Page and application data records:

[Start of Attachment]

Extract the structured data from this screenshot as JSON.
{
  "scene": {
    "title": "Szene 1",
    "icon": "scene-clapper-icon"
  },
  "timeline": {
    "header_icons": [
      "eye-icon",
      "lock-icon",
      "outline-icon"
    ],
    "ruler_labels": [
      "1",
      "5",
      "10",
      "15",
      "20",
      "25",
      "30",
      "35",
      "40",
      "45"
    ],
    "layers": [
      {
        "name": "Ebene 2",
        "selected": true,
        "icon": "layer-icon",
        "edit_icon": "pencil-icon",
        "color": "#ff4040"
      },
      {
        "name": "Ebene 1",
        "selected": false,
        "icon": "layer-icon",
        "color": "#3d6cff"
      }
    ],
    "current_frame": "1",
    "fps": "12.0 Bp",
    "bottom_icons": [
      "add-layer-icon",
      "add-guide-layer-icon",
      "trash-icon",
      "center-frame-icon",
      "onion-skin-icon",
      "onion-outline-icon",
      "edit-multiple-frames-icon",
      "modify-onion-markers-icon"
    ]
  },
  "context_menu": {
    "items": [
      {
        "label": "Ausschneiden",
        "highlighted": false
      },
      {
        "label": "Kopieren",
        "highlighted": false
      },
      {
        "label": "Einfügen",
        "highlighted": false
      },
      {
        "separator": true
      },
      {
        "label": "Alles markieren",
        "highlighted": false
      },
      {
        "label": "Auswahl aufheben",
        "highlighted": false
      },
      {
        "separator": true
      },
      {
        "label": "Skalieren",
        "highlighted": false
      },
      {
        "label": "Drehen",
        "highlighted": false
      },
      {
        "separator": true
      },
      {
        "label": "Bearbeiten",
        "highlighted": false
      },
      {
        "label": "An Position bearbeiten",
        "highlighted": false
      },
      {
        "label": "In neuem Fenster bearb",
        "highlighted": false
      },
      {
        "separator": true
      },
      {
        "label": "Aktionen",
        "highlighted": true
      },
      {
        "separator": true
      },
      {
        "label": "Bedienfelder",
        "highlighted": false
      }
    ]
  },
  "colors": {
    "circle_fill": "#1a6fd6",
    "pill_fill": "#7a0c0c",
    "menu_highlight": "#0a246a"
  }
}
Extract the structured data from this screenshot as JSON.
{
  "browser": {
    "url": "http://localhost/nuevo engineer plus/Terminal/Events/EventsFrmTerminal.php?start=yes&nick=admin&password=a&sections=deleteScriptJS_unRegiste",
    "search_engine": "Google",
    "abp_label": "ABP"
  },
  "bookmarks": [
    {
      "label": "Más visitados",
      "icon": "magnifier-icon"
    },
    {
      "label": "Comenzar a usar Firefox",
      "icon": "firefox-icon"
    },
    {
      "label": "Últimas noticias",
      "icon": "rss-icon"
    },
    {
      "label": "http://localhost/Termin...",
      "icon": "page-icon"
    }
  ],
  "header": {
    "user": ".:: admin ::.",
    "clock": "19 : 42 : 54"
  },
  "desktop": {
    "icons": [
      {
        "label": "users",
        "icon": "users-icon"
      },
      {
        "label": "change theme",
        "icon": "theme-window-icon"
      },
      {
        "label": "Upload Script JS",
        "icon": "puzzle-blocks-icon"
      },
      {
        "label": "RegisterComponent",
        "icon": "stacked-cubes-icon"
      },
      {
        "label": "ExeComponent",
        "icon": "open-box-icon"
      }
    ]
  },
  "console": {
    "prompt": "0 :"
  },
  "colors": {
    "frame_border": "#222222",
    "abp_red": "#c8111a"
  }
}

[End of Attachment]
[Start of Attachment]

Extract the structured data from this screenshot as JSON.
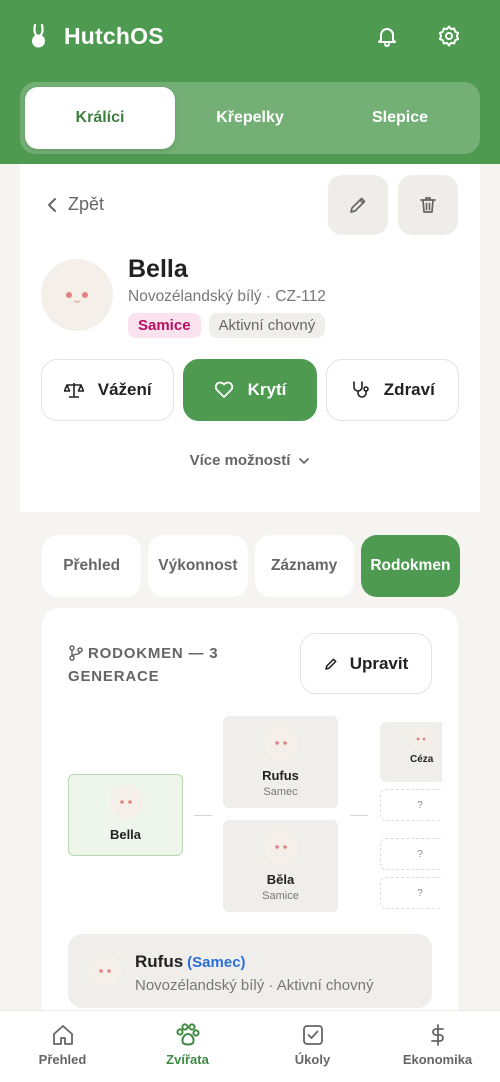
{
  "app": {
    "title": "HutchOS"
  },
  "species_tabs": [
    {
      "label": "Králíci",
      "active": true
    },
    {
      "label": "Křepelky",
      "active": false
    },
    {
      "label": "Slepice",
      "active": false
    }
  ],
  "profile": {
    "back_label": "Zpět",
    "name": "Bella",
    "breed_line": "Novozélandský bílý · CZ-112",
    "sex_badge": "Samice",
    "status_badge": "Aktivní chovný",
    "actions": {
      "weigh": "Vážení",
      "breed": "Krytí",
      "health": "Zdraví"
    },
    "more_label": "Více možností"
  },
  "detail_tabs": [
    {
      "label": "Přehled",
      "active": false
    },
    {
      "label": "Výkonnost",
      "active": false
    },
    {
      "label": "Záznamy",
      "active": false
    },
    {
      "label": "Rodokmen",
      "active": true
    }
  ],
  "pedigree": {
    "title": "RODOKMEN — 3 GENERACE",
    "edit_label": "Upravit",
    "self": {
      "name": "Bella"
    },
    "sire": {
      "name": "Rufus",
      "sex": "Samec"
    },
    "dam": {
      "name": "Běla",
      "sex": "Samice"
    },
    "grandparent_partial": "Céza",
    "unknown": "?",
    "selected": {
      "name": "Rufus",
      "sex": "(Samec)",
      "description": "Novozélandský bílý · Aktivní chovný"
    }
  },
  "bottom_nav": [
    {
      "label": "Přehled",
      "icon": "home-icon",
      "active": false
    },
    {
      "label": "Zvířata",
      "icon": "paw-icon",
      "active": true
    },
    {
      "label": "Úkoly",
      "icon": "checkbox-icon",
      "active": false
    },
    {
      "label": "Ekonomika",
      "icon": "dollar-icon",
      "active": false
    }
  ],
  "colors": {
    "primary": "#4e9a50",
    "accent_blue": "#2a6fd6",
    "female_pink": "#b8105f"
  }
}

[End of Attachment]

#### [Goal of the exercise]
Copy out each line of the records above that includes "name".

#### [Exercise output]
        "name": "Ebene 2",
        "name": "Ebene 1",
    "name": "Bella",
      "name": "Bella"
      "name": "Rufus",
      "name": "Běla",
      "name": "Rufus",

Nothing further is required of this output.